La Razón couldn’t be bothered with either the president of Brazil or the secretary-general of the United Nations:
Poor Ban Ki-moon also suffered orthographic abuse—twice—in different ways—in the same paragraph!—at the hands of La Voz de Galicia:
Meanwhile, over at RTVE, George Bush is apparently now French, whereas the president of France is not:
In case you thought it couldn’t get any worse, here’s El Mundo again, sullying the name of Oprah Winfrey:
To their credit (I guess), nobody got creative with M-A-N-D-E-L-A.
Here is a photo of the TVE1 news from late November, submitted by reader MJS:
This improbable clusterfuck of a typo is a gift that keeps on giving. Shall we break it down?
1) Nice try writing “cupcakes”! (Possibly related to Spaniards’ congenital inability to distinguish between cupcakes and muffins?)
2) “Cackes” puts a nice scatological spin on things. MJS notes that, in her native Australia, “cacking” is slang for laughing so hard that one nearly soils one’s pants, which is precisely what she did before reaching for the TiVo.
3) Whence the rogue ampersand? Aha! The real name of the baked-goods fair in question is BCN&CAKE. Therefore, even if TVE1 had succeeded at spelling “cupcake,” they still would have failed miserably at conveying any accurate information.
Diagnosis: A perfect storm of overconfidence, underknowledge, ampersand drift, forgetting how to Google, and generally not giving a shit.
From Diari més of 3 December 2013 (p. 5):
On a linguistic level, this is quite clearly a hypercorrection. The writer remembers getting his wrist slapped for spelling “international” as “internacional” and doesn’t want to make the same mistake again.

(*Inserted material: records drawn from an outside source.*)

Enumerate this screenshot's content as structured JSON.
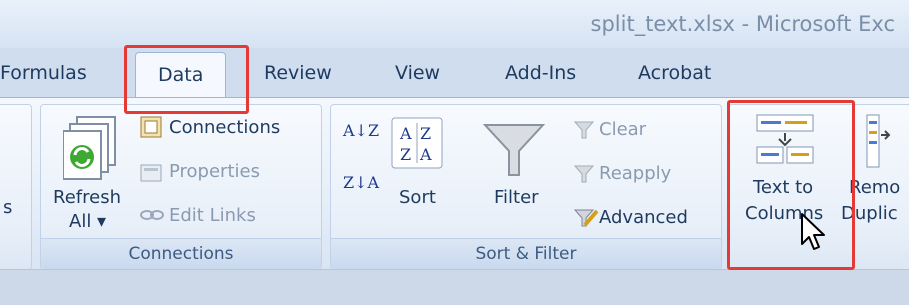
{
  "window": {
    "title": "split_text.xlsx - Microsoft Exc"
  },
  "tabs": {
    "formulas": "Formulas",
    "data": "Data",
    "review": "Review",
    "view": "View",
    "addins": "Add-Ins",
    "acrobat": "Acrobat"
  },
  "groups": {
    "connections": {
      "label": "Connections",
      "refresh_line1": "Refresh",
      "refresh_line2": "All ▾",
      "connections": "Connections",
      "properties": "Properties",
      "edit_links": "Edit Links"
    },
    "sort_filter": {
      "label": "Sort & Filter",
      "sort": "Sort",
      "filter": "Filter",
      "clear": "Clear",
      "reapply": "Reapply",
      "advanced": "Advanced",
      "az": "A↓Z",
      "za": "Z↓A"
    },
    "data_tools": {
      "text_to_line1": "Text to",
      "text_to_line2": "Columns",
      "remove_line1": "Remo",
      "remove_line2": "Duplic"
    }
  },
  "left_edge": {
    "cut_label": "s"
  }
}
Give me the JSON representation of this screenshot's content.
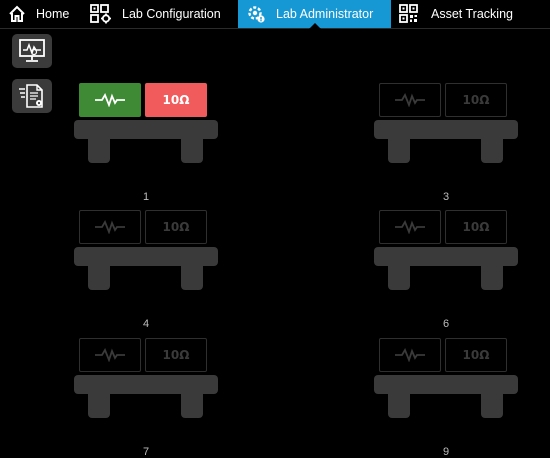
{
  "nav": {
    "tabs": [
      {
        "label": "Home",
        "icon": "home-icon"
      },
      {
        "label": "Lab Configuration",
        "icon": "grid-config-icon"
      },
      {
        "label": "Lab Administrator",
        "icon": "gear-admin-icon",
        "active": true
      },
      {
        "label": "Asset Tracking",
        "icon": "qr-code-icon"
      }
    ],
    "active_color": "#1598d4"
  },
  "sidebar": {
    "items": [
      {
        "icon": "monitor-waveform-icon"
      },
      {
        "icon": "document-list-icon"
      }
    ]
  },
  "stations": [
    {
      "number": "1",
      "active": true,
      "wave_icon": "waveform-icon",
      "ohm_label": "10Ω"
    },
    {
      "number": "3",
      "active": false,
      "wave_icon": "waveform-icon",
      "ohm_label": "10Ω"
    },
    {
      "number": "4",
      "active": false,
      "wave_icon": "waveform-icon",
      "ohm_label": "10Ω"
    },
    {
      "number": "6",
      "active": false,
      "wave_icon": "waveform-icon",
      "ohm_label": "10Ω"
    },
    {
      "number": "7",
      "active": false,
      "wave_icon": "waveform-icon",
      "ohm_label": "10Ω"
    },
    {
      "number": "9",
      "active": false,
      "wave_icon": "waveform-icon",
      "ohm_label": "10Ω"
    }
  ],
  "colors": {
    "active_wave": "#3f8a35",
    "active_ohm": "#f25b5c",
    "inactive_border": "#2f2f2f",
    "bench": "#3a3a3a"
  }
}
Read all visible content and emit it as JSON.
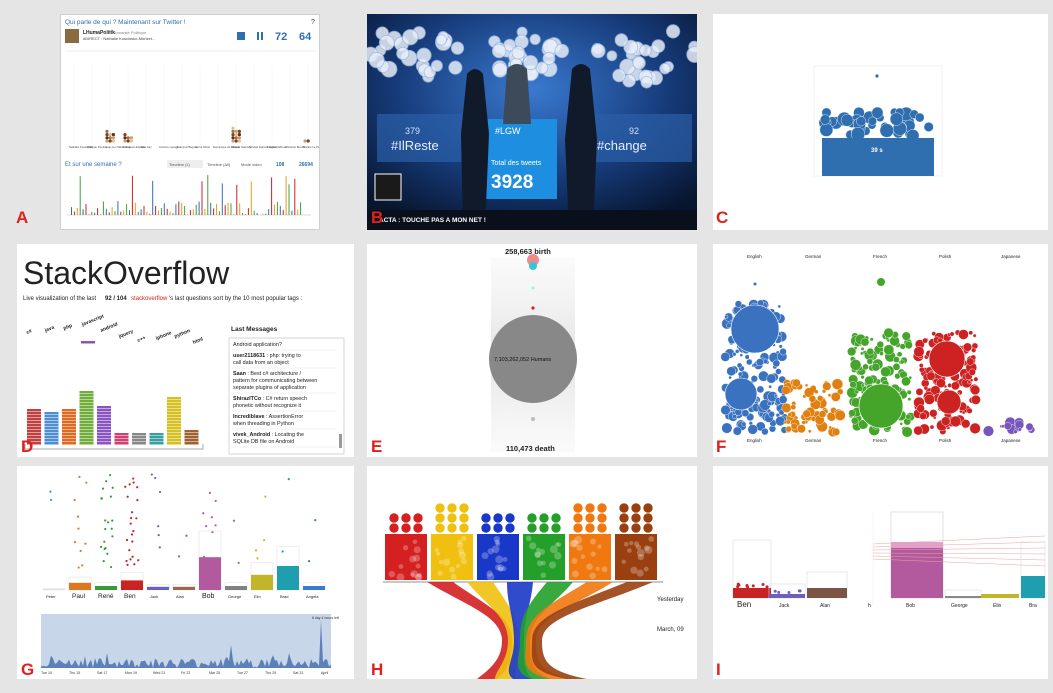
{
  "panels": {
    "A": {
      "label": "A",
      "title": "Qui parle de qui ? Maintenant sur Twitter !",
      "help": "?",
      "user_name": "LHumaPolitik",
      "user_handle": "l'Humanité Politique",
      "tweet_text": "#DIRECT : Nathalie Kosciusko-Morizet...",
      "stat1": "72",
      "stat2": "64",
      "candidates": [
        "Nathalie Kosciusko",
        "Philippe Poutou",
        "Jean-Luc Mélenchon",
        "François Hollande",
        "Eva Joly",
        "Corinne Lepage",
        "François Bayrou",
        "Hervé Morin",
        "Dominique de Villepin",
        "Nicolas Sarkozy",
        "Nicolas Dupont-Aignan",
        "Frédéric Nihous",
        "Christine Boutin",
        "Marine Le Pen"
      ],
      "section_title": "Et sur une semaine ?",
      "tabs": [
        "Timeline (1)",
        "Timeline (All)",
        "Mode video"
      ],
      "count1": "108",
      "count2": "26694"
    },
    "B": {
      "label": "B",
      "hashtag": "#LGW",
      "total_label": "Total des tweets",
      "total_value": "3928",
      "left_count": "379",
      "left_tag": "#IlReste",
      "right_count": "92",
      "right_tag": "#change",
      "caption": "ACTA : TOUCHE PAS A MON NET !"
    },
    "C": {
      "label": "C",
      "timer": "39 s"
    },
    "D": {
      "label": "D",
      "title": "StackOverflow",
      "subtitle_pre": "Live visualization of the last",
      "count": "92 / 104",
      "link": "stackoverflow",
      "subtitle_post": "'s last questions sort by the 10 most popular tags :",
      "tags": [
        "c#",
        "java",
        "php",
        "javascript",
        "android",
        "jquery",
        "c++",
        "iphone",
        "python",
        "html"
      ],
      "messages_title": "Last Messages",
      "messages": [
        {
          "user": "",
          "text": "Android application?"
        },
        {
          "user": "user2118631",
          "text": " : php: trying to call data from an object"
        },
        {
          "user": "Saan",
          "text": " : Best c# architecture / pattern for communicating between separate plugins of application"
        },
        {
          "user": "ShirazITCo",
          "text": " : C# return speech phonetic without recognize it"
        },
        {
          "user": "Incrediblave",
          "text": " : AssertionError when threading in Python"
        },
        {
          "user": "vivek_Android",
          "text": " : Locating the SQLite DB file on Android"
        }
      ]
    },
    "E": {
      "label": "E",
      "birth": "258,663 birth",
      "humans": "7,103,262,052 Humans",
      "death": "110,473 death"
    },
    "F": {
      "label": "F",
      "languages": [
        "English",
        "German",
        "French",
        "Polish",
        "Japanese"
      ]
    },
    "G": {
      "label": "G",
      "names": [
        "Peter",
        "Paul",
        "René",
        "Ben",
        "Jack",
        "Alan",
        "Bob",
        "George",
        "Elin",
        "Brad",
        "Angela"
      ],
      "annotation": "6 day 4 hours left",
      "dates": [
        "Tue 10",
        "Thu 15",
        "Sat 17",
        "Mon 19",
        "Wed 21",
        "Fri 23",
        "Mar 25",
        "Tue 27",
        "Thu 29",
        "Sat 31",
        "April"
      ],
      "bar_values": [
        2,
        18,
        10,
        24,
        8,
        8,
        82,
        10,
        38,
        60,
        10
      ],
      "bar_colors": [
        "#d8d8d8",
        "#e07520",
        "#3a9a38",
        "#c82424",
        "#6b60c0",
        "#9a6a50",
        "#b35a9e",
        "#808080",
        "#c2b52a",
        "#1f9eb0",
        "#3a7ac8"
      ]
    },
    "H": {
      "label": "H",
      "yesterday": "Yesterday",
      "date": "March, 09"
    },
    "I": {
      "label": "I",
      "names_left": [
        "Ben",
        "Jack",
        "Alan"
      ],
      "names_right": [
        "Bob",
        "George",
        "Elin",
        "Bra"
      ]
    }
  },
  "colors": {
    "label": "#e0201c",
    "twitter_blue": "#2f6fb0",
    "stack_red": "#d0201c"
  }
}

But the much bigger issue — do I really need to be saying this? — is the failure to fucking check it. You can’t just go to press with the first thing that pops into your mind. You have to check everything; it’s part of your job. And if it’s not part of your job, there should be someone on staff whose job it is.
I wonder if this is symptomatic of Spanish education. Their languages are so phonetic that I suspect spelling isn’t really taught as a skill the way it is taught to English speakers. What else could explain this lack of impulse to check, even among people who write for a living?
Screenshot from the TV3 midday newscast on 1 December 2013:
PRO TIP: Your spellchecker can also check common English names!
(Skip to 40:15 for the relevant segment)